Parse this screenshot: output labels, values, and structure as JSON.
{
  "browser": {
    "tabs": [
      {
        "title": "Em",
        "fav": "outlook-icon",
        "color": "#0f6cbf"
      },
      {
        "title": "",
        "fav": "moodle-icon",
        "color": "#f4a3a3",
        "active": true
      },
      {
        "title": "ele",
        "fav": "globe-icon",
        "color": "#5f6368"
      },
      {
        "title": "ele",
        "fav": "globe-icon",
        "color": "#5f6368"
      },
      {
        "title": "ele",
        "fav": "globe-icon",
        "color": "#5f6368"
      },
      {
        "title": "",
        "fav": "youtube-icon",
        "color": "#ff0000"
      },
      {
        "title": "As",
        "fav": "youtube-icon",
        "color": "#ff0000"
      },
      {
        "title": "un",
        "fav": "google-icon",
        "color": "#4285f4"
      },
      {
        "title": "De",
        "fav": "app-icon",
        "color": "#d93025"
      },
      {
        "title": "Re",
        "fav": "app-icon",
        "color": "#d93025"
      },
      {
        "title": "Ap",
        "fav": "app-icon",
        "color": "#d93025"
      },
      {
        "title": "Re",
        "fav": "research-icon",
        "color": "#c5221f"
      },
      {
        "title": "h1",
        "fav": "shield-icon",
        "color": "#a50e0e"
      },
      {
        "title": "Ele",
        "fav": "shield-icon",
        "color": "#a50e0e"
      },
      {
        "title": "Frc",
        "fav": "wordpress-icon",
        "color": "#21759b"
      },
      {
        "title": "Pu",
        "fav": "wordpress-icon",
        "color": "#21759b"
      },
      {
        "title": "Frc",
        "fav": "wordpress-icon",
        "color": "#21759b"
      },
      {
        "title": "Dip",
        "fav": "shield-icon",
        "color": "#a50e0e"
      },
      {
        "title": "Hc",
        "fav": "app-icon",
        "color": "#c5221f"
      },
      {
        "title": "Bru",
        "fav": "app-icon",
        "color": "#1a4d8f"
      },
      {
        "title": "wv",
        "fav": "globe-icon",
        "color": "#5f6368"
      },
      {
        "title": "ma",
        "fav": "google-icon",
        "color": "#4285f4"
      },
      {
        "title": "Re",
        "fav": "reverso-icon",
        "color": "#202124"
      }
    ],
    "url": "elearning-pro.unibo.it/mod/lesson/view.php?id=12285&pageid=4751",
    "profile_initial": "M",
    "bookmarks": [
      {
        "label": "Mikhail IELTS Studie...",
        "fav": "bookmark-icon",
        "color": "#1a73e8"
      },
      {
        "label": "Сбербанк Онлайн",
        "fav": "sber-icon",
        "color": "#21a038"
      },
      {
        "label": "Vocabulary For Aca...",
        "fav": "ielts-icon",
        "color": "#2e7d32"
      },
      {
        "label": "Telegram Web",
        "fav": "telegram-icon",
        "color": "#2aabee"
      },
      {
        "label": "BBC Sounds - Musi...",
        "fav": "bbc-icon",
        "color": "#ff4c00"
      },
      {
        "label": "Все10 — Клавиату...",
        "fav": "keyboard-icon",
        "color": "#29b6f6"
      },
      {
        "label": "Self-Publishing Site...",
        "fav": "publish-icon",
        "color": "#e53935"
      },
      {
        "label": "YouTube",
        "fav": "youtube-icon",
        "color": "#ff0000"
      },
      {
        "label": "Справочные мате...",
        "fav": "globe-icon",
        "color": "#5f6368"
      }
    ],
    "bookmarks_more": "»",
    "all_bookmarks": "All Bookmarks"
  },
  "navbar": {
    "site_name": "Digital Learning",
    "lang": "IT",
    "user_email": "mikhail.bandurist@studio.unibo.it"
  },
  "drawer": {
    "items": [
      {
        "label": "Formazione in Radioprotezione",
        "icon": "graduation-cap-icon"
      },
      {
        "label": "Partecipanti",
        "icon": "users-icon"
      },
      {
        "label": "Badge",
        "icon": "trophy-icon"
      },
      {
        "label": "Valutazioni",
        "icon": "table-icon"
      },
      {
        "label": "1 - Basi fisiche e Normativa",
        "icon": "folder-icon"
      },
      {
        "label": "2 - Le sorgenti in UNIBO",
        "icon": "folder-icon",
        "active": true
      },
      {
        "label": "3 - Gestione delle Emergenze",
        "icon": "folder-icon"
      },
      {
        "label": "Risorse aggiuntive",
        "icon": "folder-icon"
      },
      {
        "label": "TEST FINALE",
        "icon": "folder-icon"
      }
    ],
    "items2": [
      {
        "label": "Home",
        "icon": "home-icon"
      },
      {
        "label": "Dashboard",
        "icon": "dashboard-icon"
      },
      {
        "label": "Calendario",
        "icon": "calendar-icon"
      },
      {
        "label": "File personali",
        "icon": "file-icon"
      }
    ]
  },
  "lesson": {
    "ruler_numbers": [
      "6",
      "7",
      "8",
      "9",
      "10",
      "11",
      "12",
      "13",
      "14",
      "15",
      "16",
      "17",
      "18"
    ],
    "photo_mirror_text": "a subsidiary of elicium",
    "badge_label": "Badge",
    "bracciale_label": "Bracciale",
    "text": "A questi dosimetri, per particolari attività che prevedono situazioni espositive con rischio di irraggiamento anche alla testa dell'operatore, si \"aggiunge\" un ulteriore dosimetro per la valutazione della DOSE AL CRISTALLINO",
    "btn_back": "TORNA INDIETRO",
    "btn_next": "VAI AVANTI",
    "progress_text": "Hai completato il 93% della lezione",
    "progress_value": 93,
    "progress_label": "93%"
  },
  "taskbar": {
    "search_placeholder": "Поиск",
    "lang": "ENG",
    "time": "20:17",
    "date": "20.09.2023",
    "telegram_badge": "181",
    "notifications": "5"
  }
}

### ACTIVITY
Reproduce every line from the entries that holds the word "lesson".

### WORKED SOLUTION
    "url": "elearning-pro.unibo.it/mod/lesson/view.php?id=12285&pageid=4751",
  "lesson": {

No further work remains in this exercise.